I'm trying to learn physics. I thought I had a good grasp on this relativity thing. Time moves slower the faster you go, you can approach but not exceed the speed of light because your mass increases, and all that stuff. You know, the crap your teachers in high school tell you to shut you up when you ask questions they don't know the answers to. So I started watching these lectures online about physics.
I was completely fine and following everything along perfectly until the guy started using the phrase "frame of reference". So we all know time goes slower the faster we go because of relativity. They've proven this by taking two atomic clocks perfectly synchronized, leaving one on the ground and putting another in a supersonic plane and flying it around the planet a time or three, then checking the times and finding the one flying around was a few millionths of a second off.
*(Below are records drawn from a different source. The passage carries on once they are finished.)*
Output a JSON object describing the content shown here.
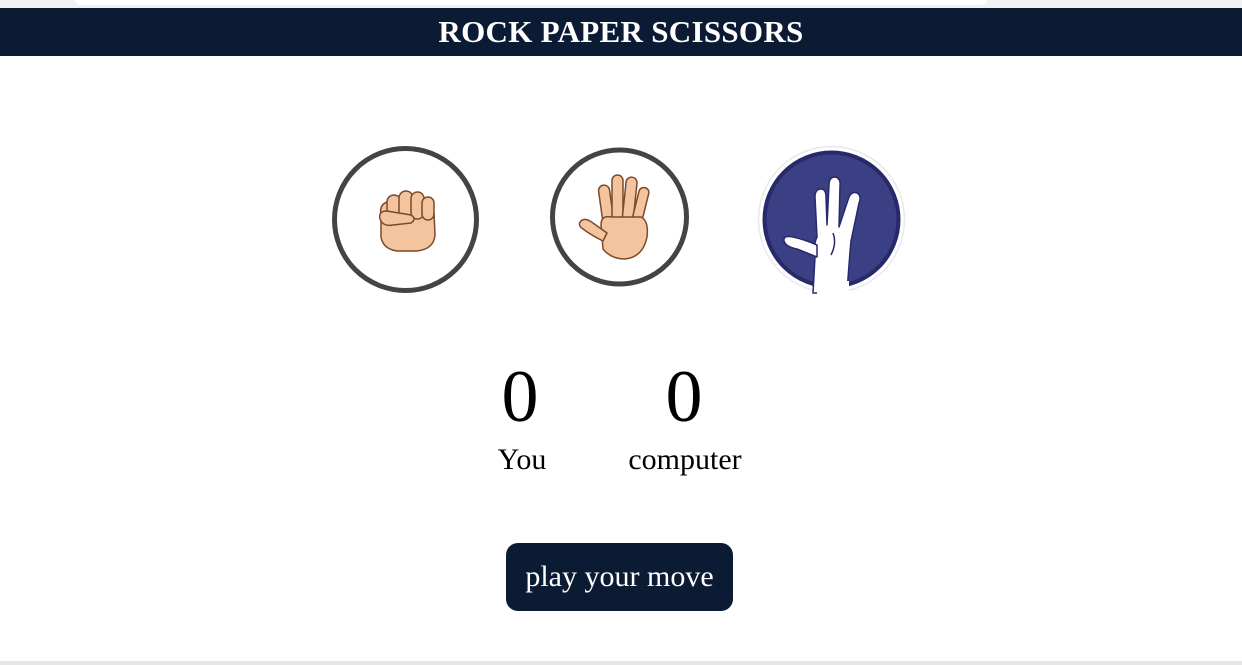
{
  "header": {
    "title": "ROCK PAPER SCISSORS"
  },
  "choices": [
    {
      "name": "rock",
      "icon": "fist-icon"
    },
    {
      "name": "paper",
      "icon": "open-hand-icon"
    },
    {
      "name": "spock",
      "icon": "vulcan-salute-icon"
    }
  ],
  "scores": {
    "you": {
      "value": "0",
      "label": "You"
    },
    "computer": {
      "value": "0",
      "label": "computer"
    }
  },
  "play_button": {
    "label": "play your move"
  },
  "colors": {
    "header_bg": "#0b1b33",
    "button_bg": "#0b1b33",
    "ring": "#444444",
    "skin": "#f3c49e",
    "spock_bg": "#3b3f83"
  }
}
Except it doesn't work that way because, from the frame of reference of the plane, it is at rest and the other clock is the one moving around. So therefore, time is going slower on the clock on the ground compared to the clock on the plane.
Aaaaand this is where I'm lost because I KNOW they did this experiment! I read about it several years ago and the clock on the plane experienced "less time" than the one on the ground. But if both frames of reference are equally valid (which I've now learned is what relativity is, not the other shit I thought it was), how the fuck did that happen?!
I'm seriously considering just buying a pair of glasses to make myself look smarter rather than actually trying to become smarter...seems much less of a hassle...